* The task:
From the records below, copy every line that contains the word "screenshot".

════════════════

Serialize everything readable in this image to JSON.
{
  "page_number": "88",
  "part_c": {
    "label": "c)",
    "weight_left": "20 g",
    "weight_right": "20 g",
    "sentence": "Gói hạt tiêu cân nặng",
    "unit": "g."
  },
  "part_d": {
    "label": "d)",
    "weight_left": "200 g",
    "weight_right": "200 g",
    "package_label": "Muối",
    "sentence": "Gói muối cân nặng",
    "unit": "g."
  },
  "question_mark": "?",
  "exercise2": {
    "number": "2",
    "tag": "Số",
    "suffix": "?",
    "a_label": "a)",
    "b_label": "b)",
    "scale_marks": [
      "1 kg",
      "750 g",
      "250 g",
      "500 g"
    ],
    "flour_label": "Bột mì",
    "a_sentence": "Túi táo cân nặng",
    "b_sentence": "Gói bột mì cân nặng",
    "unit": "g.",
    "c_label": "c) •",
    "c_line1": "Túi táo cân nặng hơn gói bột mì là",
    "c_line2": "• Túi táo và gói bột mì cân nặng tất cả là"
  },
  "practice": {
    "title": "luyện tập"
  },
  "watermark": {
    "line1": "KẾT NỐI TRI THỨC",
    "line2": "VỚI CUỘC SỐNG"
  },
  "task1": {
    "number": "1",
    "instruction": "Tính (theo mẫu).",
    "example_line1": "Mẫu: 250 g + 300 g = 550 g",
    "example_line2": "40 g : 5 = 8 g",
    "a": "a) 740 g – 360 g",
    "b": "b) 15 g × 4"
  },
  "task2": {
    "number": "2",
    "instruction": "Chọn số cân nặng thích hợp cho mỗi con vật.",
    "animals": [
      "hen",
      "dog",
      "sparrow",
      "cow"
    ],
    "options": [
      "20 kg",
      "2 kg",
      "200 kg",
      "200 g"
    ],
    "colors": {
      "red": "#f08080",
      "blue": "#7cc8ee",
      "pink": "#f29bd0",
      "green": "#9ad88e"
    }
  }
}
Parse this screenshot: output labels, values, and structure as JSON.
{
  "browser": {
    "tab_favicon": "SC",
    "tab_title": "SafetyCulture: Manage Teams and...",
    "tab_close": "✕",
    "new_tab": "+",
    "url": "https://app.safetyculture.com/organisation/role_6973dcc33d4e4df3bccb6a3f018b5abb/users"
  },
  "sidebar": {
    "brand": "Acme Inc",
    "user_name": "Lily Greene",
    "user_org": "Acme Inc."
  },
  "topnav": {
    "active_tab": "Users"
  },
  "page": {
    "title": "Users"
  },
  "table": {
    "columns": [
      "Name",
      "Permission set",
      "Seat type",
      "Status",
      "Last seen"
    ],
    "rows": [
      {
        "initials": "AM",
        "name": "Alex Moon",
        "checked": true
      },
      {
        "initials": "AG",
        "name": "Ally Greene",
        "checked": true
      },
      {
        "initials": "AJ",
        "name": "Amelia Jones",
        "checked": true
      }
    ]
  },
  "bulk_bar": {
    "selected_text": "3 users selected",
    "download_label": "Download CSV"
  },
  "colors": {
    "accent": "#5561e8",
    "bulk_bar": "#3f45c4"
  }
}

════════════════

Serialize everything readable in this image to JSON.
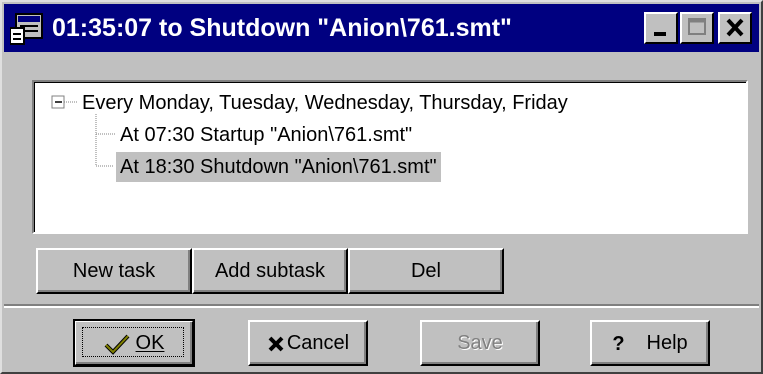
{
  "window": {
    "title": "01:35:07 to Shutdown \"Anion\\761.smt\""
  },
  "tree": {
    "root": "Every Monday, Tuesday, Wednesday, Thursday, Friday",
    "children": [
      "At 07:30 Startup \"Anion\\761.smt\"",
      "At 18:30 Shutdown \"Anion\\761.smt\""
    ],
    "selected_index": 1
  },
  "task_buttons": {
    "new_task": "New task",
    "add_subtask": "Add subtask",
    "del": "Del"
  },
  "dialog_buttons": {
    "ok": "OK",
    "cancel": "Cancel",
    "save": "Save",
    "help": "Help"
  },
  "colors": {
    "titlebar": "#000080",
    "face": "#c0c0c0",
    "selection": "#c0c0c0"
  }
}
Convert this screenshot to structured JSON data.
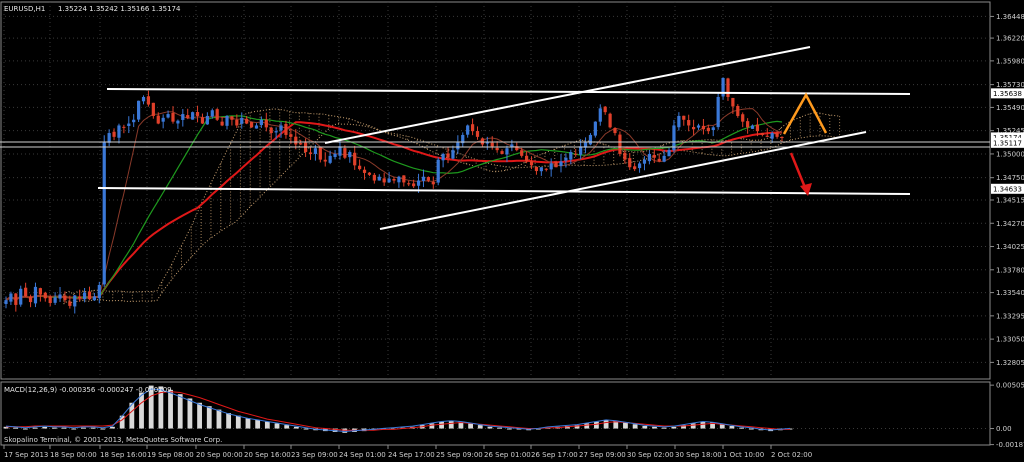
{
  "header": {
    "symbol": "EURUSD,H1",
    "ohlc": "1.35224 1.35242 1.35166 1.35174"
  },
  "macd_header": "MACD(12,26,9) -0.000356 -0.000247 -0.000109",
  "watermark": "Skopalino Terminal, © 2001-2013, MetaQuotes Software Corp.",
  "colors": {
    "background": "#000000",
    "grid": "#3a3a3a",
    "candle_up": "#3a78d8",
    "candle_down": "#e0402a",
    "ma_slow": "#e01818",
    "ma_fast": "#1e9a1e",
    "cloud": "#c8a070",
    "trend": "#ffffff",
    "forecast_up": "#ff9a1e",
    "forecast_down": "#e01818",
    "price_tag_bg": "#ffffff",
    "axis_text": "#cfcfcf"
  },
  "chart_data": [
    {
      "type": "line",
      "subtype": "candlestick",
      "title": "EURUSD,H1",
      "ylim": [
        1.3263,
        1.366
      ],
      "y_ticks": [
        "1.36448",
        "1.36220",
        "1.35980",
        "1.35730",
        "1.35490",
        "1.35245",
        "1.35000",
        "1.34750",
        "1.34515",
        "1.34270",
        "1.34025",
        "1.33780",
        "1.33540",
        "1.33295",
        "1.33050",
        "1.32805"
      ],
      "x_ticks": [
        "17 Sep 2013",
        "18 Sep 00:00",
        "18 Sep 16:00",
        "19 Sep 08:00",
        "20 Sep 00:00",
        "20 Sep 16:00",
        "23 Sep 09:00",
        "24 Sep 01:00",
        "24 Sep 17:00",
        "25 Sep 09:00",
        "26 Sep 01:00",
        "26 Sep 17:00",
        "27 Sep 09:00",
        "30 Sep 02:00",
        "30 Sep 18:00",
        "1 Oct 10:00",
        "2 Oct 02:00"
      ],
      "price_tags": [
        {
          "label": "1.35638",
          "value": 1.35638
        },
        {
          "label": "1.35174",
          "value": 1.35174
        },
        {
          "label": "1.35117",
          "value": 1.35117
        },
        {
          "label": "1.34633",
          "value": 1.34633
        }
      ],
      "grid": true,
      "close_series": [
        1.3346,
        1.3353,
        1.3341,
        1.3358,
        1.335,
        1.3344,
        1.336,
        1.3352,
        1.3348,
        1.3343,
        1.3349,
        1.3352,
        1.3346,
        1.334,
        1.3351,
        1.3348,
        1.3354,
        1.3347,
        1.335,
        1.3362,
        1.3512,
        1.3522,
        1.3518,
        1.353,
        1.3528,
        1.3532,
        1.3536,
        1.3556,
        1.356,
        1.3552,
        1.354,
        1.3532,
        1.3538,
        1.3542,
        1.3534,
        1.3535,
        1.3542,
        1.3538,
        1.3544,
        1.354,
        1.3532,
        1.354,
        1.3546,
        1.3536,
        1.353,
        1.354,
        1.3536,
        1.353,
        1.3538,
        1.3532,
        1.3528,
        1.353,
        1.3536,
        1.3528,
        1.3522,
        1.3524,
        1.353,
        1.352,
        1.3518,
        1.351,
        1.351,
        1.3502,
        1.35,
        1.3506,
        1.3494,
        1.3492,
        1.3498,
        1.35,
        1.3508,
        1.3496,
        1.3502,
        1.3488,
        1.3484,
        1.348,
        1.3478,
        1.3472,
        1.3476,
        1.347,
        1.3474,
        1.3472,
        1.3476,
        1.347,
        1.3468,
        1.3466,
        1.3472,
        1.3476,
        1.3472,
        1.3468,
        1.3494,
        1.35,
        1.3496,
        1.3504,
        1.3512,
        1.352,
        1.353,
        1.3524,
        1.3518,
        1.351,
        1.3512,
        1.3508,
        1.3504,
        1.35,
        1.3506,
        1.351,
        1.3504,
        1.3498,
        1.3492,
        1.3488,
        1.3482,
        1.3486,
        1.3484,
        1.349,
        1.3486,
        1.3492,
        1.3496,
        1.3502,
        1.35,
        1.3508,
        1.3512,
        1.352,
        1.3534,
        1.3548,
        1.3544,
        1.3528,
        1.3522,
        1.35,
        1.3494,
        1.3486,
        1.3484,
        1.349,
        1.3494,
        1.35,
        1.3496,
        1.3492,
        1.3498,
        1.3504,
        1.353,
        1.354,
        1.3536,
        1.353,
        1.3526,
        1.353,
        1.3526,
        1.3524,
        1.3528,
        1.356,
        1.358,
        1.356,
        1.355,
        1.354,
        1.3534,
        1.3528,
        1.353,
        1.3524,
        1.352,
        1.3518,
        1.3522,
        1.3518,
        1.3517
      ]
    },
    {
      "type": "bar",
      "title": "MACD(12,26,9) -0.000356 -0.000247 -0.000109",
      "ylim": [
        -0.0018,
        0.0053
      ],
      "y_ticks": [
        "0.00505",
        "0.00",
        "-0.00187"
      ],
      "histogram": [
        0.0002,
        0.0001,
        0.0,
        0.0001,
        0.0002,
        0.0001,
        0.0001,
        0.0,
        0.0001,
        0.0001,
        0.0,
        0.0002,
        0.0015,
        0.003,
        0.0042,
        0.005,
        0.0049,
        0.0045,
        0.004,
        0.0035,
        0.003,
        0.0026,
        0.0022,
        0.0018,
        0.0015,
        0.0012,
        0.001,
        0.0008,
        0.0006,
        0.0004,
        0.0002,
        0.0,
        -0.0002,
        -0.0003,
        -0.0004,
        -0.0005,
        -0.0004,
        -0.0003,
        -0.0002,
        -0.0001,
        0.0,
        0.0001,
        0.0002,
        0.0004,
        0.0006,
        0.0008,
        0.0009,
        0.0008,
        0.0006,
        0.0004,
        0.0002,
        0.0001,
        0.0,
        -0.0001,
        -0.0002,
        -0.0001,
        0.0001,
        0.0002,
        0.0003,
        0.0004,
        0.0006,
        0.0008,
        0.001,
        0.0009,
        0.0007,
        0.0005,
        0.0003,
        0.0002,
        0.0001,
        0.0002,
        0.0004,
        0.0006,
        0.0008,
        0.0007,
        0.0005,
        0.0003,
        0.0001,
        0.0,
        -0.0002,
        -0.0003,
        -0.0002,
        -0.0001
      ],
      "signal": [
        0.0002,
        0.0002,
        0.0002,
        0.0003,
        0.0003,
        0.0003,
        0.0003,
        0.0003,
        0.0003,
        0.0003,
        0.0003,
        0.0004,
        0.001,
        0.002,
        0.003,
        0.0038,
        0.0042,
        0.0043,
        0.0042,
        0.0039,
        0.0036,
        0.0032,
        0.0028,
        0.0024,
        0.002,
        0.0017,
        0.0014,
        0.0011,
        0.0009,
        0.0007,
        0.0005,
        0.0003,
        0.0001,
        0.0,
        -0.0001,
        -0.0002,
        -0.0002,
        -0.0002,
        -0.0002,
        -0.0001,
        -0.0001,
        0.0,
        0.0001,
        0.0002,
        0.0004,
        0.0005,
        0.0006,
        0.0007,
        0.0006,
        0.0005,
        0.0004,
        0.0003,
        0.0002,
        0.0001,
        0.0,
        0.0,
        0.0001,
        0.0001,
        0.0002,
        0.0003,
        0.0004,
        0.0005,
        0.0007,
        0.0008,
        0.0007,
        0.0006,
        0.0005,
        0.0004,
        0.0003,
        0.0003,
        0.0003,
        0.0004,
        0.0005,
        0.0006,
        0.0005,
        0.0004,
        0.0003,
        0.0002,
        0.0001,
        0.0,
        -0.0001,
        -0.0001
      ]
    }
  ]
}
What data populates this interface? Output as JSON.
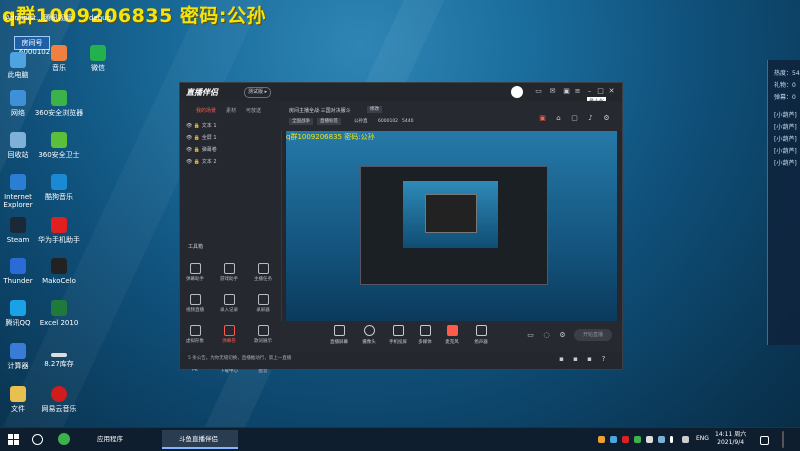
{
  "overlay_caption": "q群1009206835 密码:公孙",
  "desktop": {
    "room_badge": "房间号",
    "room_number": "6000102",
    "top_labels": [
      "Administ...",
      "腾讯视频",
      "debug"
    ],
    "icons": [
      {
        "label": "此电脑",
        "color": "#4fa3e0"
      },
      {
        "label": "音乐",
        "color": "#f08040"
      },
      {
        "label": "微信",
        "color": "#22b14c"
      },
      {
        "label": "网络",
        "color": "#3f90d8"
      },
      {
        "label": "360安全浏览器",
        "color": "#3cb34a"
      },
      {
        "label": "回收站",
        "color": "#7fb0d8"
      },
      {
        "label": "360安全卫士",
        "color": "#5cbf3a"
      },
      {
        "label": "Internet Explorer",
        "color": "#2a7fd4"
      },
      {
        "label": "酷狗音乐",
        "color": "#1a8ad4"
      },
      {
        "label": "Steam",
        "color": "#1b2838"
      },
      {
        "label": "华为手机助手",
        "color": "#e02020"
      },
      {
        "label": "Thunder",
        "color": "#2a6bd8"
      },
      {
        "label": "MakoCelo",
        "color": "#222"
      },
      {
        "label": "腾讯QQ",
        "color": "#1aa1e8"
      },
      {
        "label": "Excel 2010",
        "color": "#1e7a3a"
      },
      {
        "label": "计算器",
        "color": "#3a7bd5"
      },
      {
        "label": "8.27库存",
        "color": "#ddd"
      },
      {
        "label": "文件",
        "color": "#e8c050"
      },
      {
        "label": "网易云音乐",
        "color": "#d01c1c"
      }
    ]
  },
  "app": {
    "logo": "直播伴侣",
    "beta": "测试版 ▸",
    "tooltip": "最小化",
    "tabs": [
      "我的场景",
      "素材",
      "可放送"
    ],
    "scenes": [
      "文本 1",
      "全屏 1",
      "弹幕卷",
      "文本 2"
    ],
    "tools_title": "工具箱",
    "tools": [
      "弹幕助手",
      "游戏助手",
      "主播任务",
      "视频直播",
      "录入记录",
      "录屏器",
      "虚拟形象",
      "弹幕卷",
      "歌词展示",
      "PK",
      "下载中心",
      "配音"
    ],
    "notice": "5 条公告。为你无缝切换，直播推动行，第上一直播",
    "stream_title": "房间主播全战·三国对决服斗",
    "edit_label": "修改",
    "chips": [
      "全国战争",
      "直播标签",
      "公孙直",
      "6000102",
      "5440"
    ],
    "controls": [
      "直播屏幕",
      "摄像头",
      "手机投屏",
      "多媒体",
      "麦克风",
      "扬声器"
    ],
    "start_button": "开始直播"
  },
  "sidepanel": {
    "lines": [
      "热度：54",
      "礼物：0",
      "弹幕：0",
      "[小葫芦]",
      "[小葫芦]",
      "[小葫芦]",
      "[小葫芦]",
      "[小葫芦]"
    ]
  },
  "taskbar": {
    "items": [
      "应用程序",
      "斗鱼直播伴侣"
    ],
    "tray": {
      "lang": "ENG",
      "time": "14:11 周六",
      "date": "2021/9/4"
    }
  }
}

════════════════

* Your solution:
Parse this screenshot: output labels, values, and structure as JSON.
Convert this screenshot to structured JSON data.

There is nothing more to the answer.